## Information given
»»

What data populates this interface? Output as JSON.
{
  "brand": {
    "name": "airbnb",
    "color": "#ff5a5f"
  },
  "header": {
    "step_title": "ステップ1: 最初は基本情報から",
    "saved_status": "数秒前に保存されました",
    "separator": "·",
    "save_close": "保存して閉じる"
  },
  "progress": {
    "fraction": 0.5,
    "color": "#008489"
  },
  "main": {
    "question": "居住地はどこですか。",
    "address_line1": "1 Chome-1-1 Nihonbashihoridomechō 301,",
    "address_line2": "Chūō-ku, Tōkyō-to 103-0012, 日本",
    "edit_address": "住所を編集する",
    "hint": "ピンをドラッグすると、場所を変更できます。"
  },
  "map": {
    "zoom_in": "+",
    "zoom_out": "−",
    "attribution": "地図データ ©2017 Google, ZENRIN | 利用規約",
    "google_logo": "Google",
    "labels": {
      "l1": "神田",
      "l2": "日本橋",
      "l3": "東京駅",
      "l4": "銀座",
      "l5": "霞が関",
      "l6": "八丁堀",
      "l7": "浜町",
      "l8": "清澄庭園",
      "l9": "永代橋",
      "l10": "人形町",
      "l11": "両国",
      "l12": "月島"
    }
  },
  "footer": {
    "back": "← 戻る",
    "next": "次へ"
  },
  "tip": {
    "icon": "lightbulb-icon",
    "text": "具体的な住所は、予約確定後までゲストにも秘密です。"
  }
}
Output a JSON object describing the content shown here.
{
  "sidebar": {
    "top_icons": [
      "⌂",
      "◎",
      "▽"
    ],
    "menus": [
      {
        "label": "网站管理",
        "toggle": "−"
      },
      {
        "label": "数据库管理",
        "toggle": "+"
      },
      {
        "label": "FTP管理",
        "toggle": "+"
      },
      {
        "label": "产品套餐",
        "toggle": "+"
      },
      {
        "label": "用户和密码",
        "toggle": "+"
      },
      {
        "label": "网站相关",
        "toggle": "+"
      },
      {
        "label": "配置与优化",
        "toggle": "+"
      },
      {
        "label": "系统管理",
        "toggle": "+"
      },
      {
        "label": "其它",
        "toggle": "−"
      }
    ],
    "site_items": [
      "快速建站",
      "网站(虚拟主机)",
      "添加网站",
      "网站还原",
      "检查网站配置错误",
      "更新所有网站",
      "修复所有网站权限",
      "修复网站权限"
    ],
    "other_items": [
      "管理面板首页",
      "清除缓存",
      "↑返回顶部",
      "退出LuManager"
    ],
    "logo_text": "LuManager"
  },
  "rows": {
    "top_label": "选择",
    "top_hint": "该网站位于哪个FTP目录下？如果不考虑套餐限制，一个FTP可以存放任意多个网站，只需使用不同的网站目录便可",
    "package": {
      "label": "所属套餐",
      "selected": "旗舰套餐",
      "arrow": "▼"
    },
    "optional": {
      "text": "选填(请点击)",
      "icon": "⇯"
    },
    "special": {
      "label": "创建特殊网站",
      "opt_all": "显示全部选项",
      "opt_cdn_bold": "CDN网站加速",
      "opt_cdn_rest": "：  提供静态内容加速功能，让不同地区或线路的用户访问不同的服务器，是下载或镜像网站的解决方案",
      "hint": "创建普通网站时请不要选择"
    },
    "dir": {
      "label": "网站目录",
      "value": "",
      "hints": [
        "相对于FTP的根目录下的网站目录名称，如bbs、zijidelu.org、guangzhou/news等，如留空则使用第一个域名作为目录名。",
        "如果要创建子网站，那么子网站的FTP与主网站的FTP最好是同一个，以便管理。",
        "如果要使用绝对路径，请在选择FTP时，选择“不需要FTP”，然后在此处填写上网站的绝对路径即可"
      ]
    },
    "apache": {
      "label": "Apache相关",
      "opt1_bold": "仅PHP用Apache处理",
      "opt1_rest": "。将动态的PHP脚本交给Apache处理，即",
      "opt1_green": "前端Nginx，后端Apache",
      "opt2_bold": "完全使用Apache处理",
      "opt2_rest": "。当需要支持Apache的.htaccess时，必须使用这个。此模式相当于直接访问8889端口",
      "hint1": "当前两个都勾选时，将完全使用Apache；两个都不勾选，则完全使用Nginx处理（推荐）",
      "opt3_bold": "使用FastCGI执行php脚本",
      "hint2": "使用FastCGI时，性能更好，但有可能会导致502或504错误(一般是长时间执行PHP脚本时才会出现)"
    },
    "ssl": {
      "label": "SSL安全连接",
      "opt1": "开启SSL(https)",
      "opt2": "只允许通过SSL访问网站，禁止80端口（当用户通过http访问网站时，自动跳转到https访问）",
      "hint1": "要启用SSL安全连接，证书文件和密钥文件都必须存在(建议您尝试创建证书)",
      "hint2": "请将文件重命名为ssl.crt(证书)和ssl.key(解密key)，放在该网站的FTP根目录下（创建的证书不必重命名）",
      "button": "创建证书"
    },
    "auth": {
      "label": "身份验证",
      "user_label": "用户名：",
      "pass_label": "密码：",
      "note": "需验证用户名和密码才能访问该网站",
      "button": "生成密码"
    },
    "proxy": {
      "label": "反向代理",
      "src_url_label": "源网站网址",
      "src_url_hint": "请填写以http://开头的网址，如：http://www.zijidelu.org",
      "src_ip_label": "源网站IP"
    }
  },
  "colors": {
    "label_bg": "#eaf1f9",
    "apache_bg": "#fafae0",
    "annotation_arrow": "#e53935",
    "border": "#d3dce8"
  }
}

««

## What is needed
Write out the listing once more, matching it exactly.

## Answer box
What data populates this interface? Output as JSON.
{
  "brand": {
    "name": "airbnb",
    "color": "#ff5a5f"
  },
  "header": {
    "step_title": "ステップ1: 最初は基本情報から",
    "saved_status": "数秒前に保存されました",
    "separator": "·",
    "save_close": "保存して閉じる"
  },
  "progress": {
    "fraction": 0.5,
    "color": "#008489"
  },
  "main": {
    "question": "居住地はどこですか。",
    "address_line1": "1 Chome-1-1 Nihonbashihoridomechō 301,",
    "address_line2": "Chūō-ku, Tōkyō-to 103-0012, 日本",
    "edit_address": "住所を編集する",
    "hint": "ピンをドラッグすると、場所を変更できます。"
  },
  "map": {
    "zoom_in": "+",
    "zoom_out": "−",
    "attribution": "地図データ ©2017 Google, ZENRIN | 利用規約",
    "google_logo": "Google",
    "labels": {
      "l1": "神田",
      "l2": "日本橋",
      "l3": "東京駅",
      "l4": "銀座",
      "l5": "霞が関",
      "l6": "八丁堀",
      "l7": "浜町",
      "l8": "清澄庭園",
      "l9": "永代橋",
      "l10": "人形町",
      "l11": "両国",
      "l12": "月島"
    }
  },
  "footer": {
    "back": "← 戻る",
    "next": "次へ"
  },
  "tip": {
    "icon": "lightbulb-icon",
    "text": "具体的な住所は、予約確定後までゲストにも秘密です。"
  }
}
Output a JSON object describing the content shown here.
{
  "sidebar": {
    "top_icons": [
      "⌂",
      "◎",
      "▽"
    ],
    "menus": [
      {
        "label": "网站管理",
        "toggle": "−"
      },
      {
        "label": "数据库管理",
        "toggle": "+"
      },
      {
        "label": "FTP管理",
        "toggle": "+"
      },
      {
        "label": "产品套餐",
        "toggle": "+"
      },
      {
        "label": "用户和密码",
        "toggle": "+"
      },
      {
        "label": "网站相关",
        "toggle": "+"
      },
      {
        "label": "配置与优化",
        "toggle": "+"
      },
      {
        "label": "系统管理",
        "toggle": "+"
      },
      {
        "label": "其它",
        "toggle": "−"
      }
    ],
    "site_items": [
      "快速建站",
      "网站(虚拟主机)",
      "添加网站",
      "网站还原",
      "检查网站配置错误",
      "更新所有网站",
      "修复所有网站权限",
      "修复网站权限"
    ],
    "other_items": [
      "管理面板首页",
      "清除缓存",
      "↑返回顶部",
      "退出LuManager"
    ],
    "logo_text": "LuManager"
  },
  "rows": {
    "top_label": "选择",
    "top_hint": "该网站位于哪个FTP目录下？如果不考虑套餐限制，一个FTP可以存放任意多个网站，只需使用不同的网站目录便可",
    "package": {
      "label": "所属套餐",
      "selected": "旗舰套餐",
      "arrow": "▼"
    },
    "optional": {
      "text": "选填(请点击)",
      "icon": "⇯"
    },
    "special": {
      "label": "创建特殊网站",
      "opt_all": "显示全部选项",
      "opt_cdn_bold": "CDN网站加速",
      "opt_cdn_rest": "：  提供静态内容加速功能，让不同地区或线路的用户访问不同的服务器，是下载或镜像网站的解决方案",
      "hint": "创建普通网站时请不要选择"
    },
    "dir": {
      "label": "网站目录",
      "value": "",
      "hints": [
        "相对于FTP的根目录下的网站目录名称，如bbs、zijidelu.org、guangzhou/news等，如留空则使用第一个域名作为目录名。",
        "如果要创建子网站，那么子网站的FTP与主网站的FTP最好是同一个，以便管理。",
        "如果要使用绝对路径，请在选择FTP时，选择“不需要FTP”，然后在此处填写上网站的绝对路径即可"
      ]
    },
    "apache": {
      "label": "Apache相关",
      "opt1_bold": "仅PHP用Apache处理",
      "opt1_rest": "。将动态的PHP脚本交给Apache处理，即",
      "opt1_green": "前端Nginx，后端Apache",
      "opt2_bold": "完全使用Apache处理",
      "opt2_rest": "。当需要支持Apache的.htaccess时，必须使用这个。此模式相当于直接访问8889端口",
      "hint1": "当前两个都勾选时，将完全使用Apache；两个都不勾选，则完全使用Nginx处理（推荐）",
      "opt3_bold": "使用FastCGI执行php脚本",
      "hint2": "使用FastCGI时，性能更好，但有可能会导致502或504错误(一般是长时间执行PHP脚本时才会出现)"
    },
    "ssl": {
      "label": "SSL安全连接",
      "opt1": "开启SSL(https)",
      "opt2": "只允许通过SSL访问网站，禁止80端口（当用户通过http访问网站时，自动跳转到https访问）",
      "hint1": "要启用SSL安全连接，证书文件和密钥文件都必须存在(建议您尝试创建证书)",
      "hint2": "请将文件重命名为ssl.crt(证书)和ssl.key(解密key)，放在该网站的FTP根目录下（创建的证书不必重命名）",
      "button": "创建证书"
    },
    "auth": {
      "label": "身份验证",
      "user_label": "用户名：",
      "pass_label": "密码：",
      "note": "需验证用户名和密码才能访问该网站",
      "button": "生成密码"
    },
    "proxy": {
      "label": "反向代理",
      "src_url_label": "源网站网址",
      "src_url_hint": "请填写以http://开头的网址，如：http://www.zijidelu.org",
      "src_ip_label": "源网站IP"
    }
  },
  "colors": {
    "label_bg": "#eaf1f9",
    "apache_bg": "#fafae0",
    "annotation_arrow": "#e53935",
    "border": "#d3dce8"
  }
}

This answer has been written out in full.